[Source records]
* * * * * * * * *

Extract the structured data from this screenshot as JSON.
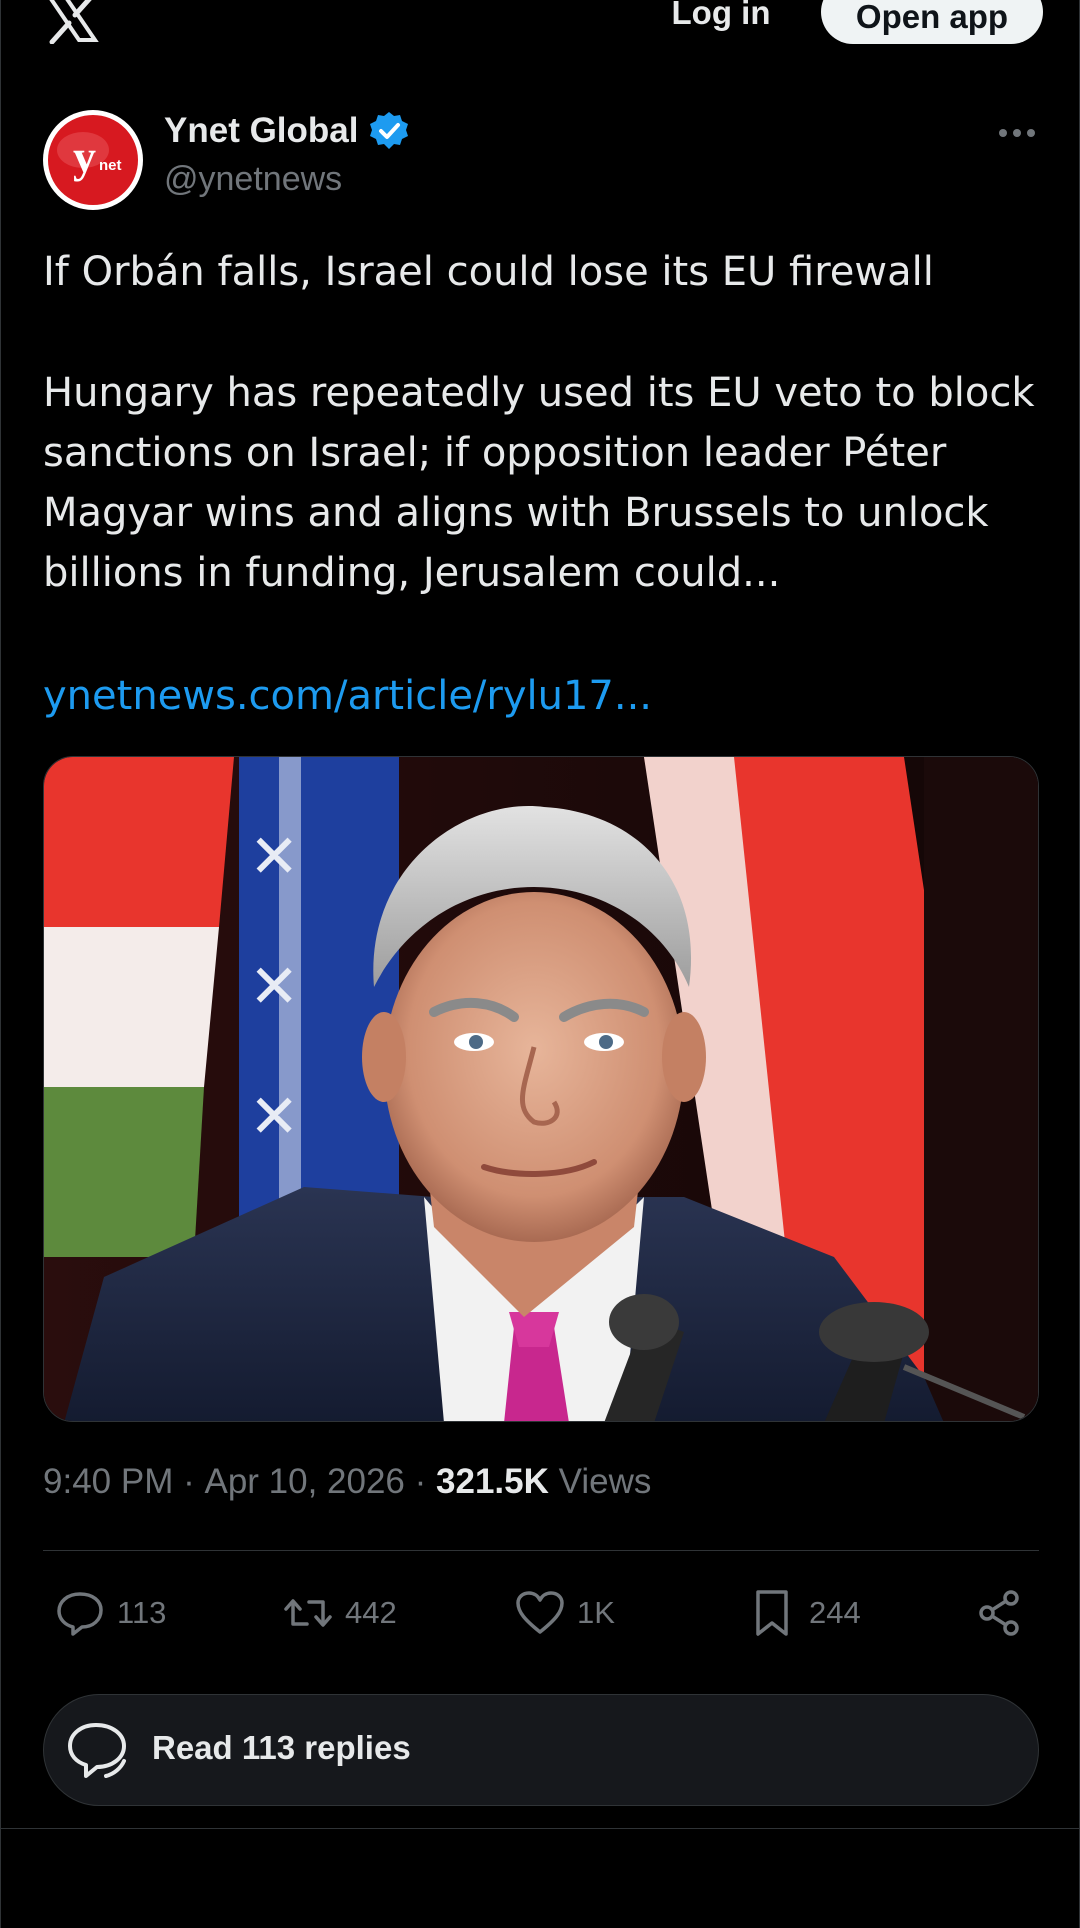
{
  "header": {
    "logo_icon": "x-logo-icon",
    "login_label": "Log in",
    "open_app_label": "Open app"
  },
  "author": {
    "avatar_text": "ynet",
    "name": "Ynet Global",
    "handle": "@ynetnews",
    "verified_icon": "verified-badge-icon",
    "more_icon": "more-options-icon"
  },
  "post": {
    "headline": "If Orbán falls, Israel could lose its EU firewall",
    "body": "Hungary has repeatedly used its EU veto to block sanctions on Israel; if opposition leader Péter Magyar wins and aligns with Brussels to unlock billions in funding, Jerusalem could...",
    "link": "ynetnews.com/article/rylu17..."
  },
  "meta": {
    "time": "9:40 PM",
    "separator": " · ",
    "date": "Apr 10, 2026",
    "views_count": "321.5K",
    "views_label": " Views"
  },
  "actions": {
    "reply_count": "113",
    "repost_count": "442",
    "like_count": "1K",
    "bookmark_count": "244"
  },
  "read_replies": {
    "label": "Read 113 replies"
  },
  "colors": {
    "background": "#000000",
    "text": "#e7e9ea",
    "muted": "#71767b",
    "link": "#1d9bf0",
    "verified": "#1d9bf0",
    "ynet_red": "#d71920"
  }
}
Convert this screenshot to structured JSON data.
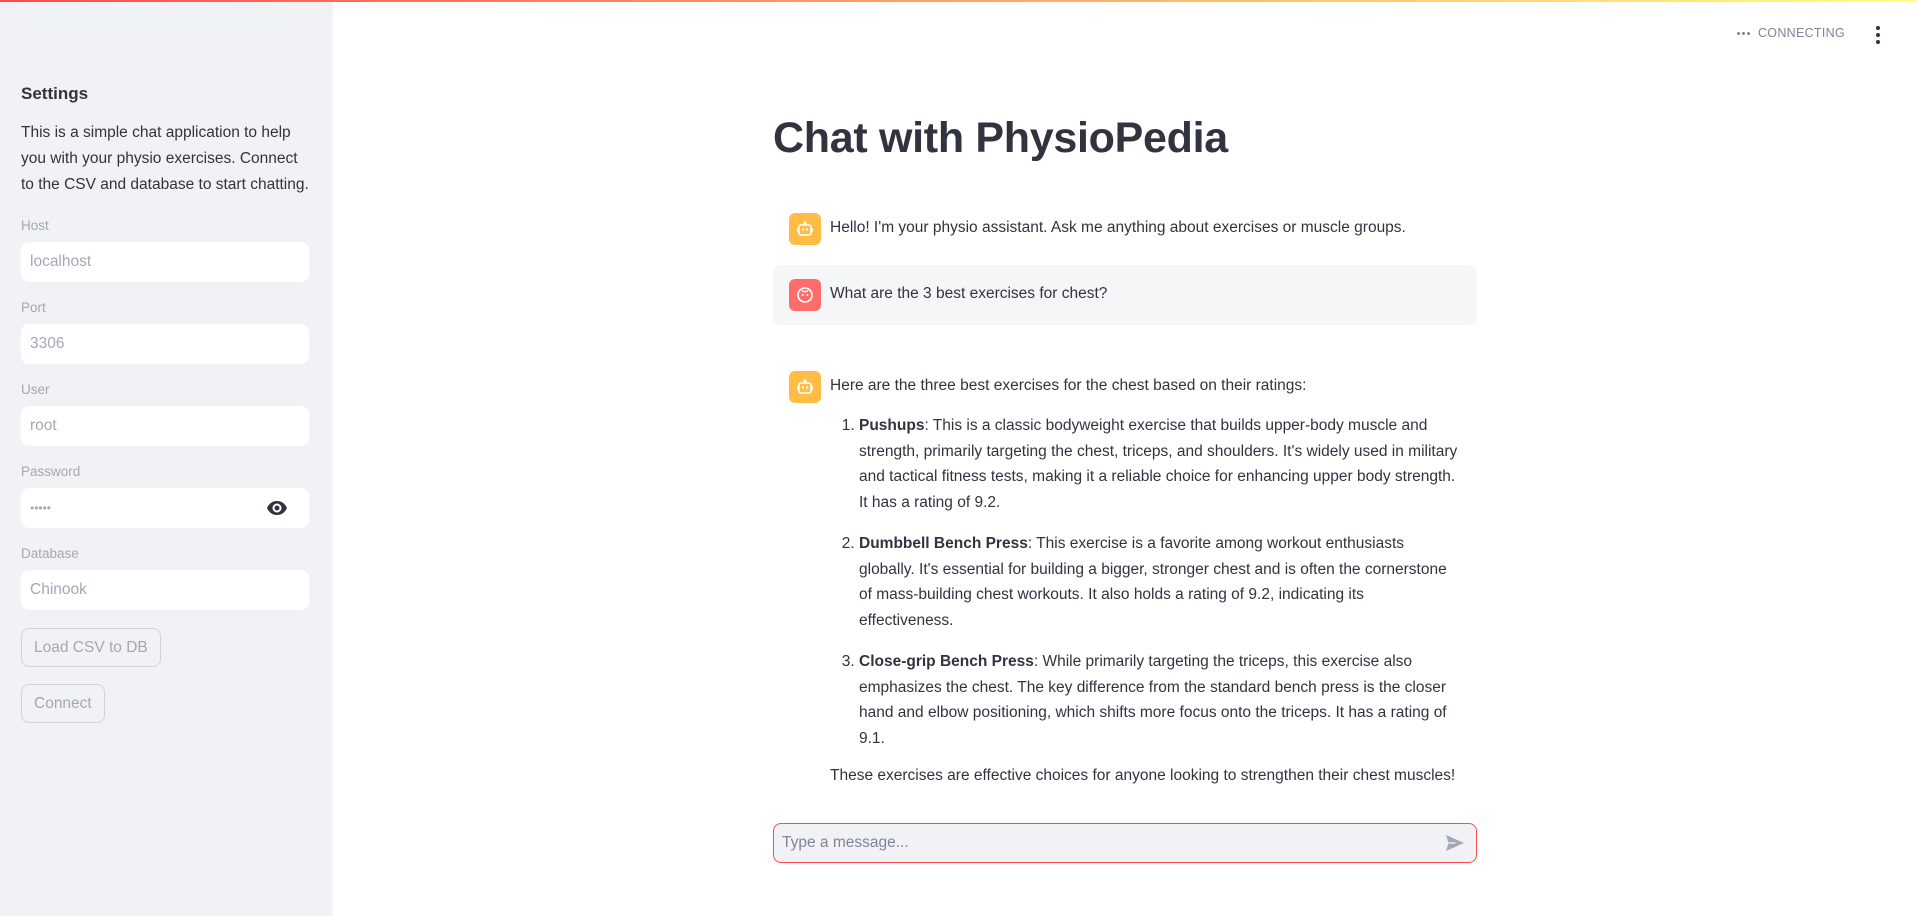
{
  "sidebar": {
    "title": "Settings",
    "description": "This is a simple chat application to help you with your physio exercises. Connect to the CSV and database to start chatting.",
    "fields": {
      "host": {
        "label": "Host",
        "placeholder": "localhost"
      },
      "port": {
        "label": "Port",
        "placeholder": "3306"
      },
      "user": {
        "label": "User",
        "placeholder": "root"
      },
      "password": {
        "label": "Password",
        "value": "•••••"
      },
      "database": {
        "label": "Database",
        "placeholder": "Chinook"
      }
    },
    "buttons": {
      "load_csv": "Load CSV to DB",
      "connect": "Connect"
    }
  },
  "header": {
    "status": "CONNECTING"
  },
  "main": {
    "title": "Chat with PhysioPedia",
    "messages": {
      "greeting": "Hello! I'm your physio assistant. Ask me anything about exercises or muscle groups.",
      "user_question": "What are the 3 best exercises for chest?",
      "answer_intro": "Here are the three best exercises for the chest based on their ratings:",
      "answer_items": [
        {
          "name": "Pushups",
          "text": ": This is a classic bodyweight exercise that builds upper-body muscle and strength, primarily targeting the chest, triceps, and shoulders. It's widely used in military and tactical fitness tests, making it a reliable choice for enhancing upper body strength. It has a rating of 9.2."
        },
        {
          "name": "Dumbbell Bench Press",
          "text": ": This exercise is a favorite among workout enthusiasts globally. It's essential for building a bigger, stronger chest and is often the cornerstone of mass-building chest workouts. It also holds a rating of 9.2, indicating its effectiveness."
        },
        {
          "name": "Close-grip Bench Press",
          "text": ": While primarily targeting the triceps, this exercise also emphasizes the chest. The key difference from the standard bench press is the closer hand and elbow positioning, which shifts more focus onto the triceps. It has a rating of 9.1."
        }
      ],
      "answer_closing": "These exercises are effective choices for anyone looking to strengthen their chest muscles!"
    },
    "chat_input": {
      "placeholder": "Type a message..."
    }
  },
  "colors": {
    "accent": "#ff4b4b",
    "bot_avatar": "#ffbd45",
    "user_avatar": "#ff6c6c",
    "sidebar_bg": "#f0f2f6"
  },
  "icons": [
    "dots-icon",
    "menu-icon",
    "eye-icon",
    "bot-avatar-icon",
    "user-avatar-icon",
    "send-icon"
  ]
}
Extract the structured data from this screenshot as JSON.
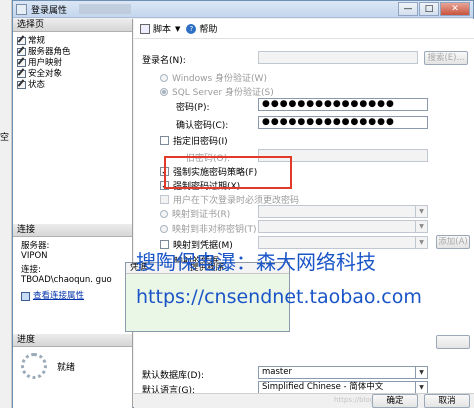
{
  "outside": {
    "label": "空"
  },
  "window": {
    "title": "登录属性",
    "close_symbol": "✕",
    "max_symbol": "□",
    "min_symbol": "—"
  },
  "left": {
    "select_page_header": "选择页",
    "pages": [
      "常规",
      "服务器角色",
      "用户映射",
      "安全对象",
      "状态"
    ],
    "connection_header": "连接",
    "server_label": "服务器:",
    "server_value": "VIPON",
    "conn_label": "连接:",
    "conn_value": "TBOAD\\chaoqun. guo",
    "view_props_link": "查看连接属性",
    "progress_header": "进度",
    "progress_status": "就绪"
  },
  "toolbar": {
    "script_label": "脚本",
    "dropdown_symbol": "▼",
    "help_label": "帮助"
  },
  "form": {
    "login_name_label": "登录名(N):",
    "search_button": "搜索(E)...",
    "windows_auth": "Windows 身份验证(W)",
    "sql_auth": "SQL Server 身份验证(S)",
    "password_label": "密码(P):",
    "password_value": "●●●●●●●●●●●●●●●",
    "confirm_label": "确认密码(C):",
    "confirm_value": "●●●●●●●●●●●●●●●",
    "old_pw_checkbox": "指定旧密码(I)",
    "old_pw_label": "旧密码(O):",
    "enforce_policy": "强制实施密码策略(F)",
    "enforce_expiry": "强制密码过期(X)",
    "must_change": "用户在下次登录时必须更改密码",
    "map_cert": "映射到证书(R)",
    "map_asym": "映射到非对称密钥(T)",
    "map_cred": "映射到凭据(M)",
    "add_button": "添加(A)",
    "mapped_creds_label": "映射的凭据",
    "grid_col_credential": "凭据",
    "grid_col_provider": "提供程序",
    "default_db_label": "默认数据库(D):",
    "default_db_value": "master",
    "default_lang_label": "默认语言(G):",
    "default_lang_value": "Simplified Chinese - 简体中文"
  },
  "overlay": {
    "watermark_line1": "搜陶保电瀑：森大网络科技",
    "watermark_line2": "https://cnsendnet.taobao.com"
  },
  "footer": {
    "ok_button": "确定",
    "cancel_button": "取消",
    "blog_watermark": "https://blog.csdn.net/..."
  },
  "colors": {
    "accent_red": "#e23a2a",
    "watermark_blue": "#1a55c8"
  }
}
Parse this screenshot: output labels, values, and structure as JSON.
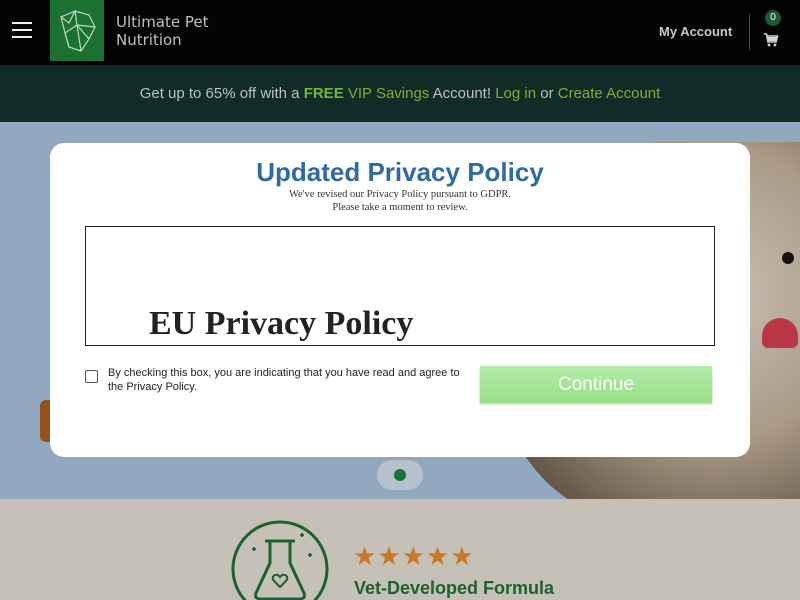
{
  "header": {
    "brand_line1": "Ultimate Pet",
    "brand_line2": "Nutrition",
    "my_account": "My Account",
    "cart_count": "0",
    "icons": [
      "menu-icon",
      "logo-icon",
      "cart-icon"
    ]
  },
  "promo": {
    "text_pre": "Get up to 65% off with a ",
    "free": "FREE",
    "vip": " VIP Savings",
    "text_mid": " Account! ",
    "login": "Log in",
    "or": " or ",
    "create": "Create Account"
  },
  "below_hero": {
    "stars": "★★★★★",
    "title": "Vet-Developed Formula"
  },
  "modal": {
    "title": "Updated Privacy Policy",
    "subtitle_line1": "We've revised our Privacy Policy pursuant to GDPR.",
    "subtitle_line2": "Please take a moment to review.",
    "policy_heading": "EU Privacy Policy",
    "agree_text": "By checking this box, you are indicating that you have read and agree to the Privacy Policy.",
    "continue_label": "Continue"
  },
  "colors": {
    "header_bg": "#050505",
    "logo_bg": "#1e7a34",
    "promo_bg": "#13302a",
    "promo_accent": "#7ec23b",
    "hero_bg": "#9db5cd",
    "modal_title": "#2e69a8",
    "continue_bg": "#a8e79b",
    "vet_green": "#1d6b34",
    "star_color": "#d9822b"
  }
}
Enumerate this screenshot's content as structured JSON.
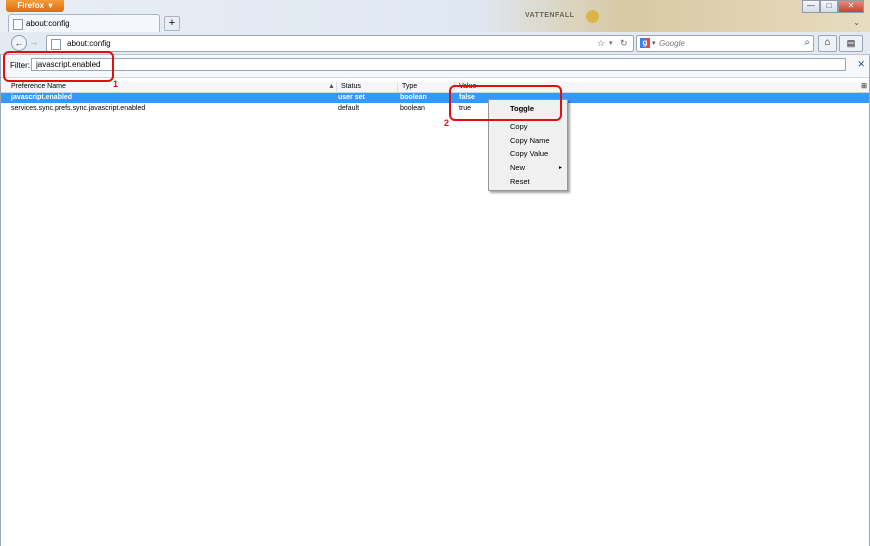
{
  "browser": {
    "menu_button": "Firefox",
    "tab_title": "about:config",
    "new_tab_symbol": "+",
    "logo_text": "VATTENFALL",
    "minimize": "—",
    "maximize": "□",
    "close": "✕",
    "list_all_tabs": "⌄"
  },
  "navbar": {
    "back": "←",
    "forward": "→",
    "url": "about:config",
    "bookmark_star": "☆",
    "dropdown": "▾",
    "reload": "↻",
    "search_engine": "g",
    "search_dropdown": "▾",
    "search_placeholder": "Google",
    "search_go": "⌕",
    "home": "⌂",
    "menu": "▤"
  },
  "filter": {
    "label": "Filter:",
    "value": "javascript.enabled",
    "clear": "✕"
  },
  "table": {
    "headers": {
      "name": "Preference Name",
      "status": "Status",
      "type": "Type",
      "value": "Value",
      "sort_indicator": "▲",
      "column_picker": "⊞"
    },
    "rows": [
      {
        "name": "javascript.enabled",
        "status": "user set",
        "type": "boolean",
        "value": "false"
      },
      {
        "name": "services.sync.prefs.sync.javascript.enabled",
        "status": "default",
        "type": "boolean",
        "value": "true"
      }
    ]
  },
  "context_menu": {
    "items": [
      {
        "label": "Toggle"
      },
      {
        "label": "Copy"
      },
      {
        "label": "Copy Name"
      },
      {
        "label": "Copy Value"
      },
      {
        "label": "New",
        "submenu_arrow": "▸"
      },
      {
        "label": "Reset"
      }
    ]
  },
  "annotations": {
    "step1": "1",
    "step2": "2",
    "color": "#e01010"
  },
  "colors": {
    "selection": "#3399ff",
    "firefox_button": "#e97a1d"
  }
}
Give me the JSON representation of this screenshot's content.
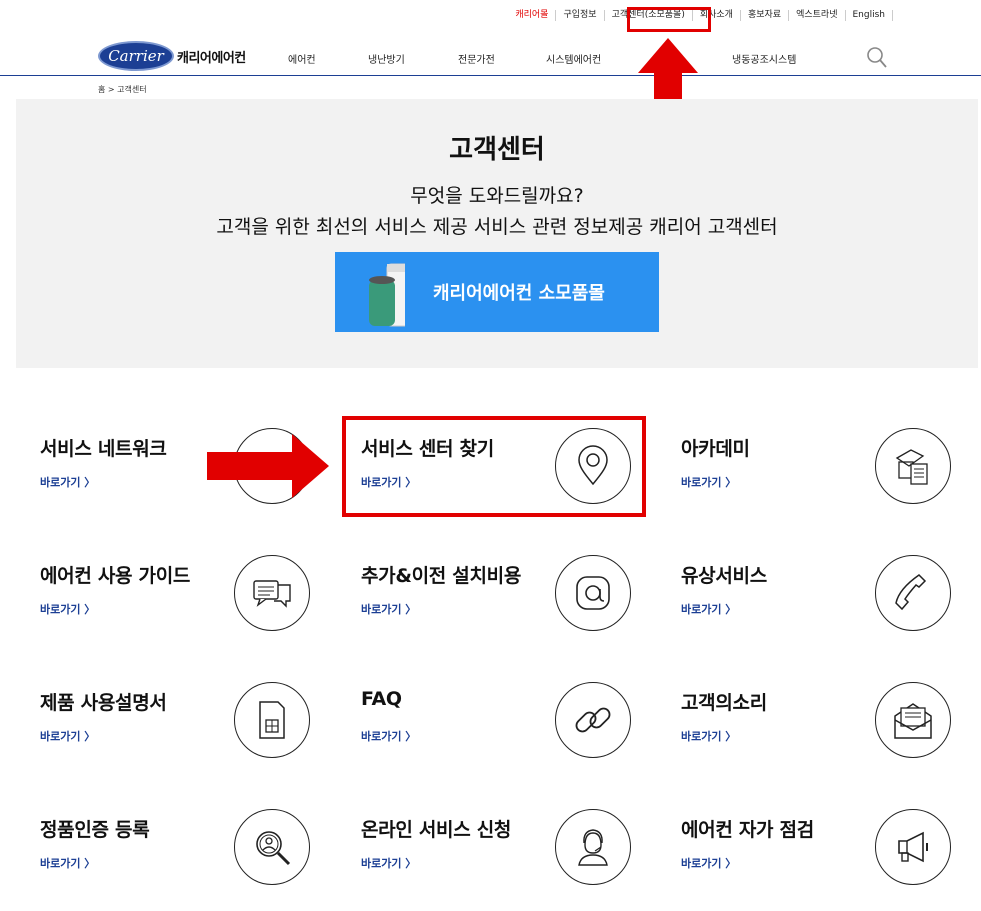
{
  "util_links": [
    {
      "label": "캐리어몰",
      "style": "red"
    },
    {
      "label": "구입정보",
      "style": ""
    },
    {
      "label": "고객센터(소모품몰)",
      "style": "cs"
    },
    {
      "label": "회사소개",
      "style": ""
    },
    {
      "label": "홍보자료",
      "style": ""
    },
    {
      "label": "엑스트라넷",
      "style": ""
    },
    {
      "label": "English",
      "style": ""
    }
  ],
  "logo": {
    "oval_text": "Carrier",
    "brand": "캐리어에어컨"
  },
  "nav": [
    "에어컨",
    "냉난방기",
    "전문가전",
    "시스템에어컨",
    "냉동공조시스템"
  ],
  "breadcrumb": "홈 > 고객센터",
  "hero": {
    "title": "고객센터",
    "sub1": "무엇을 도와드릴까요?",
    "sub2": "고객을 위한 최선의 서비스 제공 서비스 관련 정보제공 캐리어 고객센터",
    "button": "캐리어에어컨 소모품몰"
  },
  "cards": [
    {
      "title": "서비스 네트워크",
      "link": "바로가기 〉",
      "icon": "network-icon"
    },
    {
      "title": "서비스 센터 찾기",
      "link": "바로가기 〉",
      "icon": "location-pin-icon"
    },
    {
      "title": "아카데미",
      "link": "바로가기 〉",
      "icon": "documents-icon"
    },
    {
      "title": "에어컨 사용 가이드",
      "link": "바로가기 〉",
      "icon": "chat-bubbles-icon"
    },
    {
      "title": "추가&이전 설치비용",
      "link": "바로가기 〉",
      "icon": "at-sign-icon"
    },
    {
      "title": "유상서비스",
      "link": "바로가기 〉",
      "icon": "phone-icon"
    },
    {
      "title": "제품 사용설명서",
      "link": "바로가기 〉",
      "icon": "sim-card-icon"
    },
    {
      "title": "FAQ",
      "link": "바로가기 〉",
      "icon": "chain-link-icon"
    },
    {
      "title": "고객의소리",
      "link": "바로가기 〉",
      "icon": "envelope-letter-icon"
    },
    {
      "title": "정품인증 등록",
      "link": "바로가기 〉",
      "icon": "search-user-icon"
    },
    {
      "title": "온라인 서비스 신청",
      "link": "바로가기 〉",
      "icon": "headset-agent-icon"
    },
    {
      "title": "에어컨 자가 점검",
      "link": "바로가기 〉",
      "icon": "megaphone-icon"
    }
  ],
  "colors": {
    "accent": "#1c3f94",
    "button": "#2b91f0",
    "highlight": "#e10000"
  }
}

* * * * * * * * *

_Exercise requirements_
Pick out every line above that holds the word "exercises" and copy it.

_Result for this task_
    "description": "This is a simple chat application to help you with your physio exercises. Connect to the CSV and database to start chatting.",
      "greeting": "Hello! I'm your physio assistant. Ask me anything about exercises or muscle groups.",
      "user_question": "What are the 3 best exercises for chest?",
      "answer_intro": "Here are the three best exercises for the chest based on their ratings:",
      "answer_closing": "These exercises are effective choices for anyone looking to strengthen their chest muscles!"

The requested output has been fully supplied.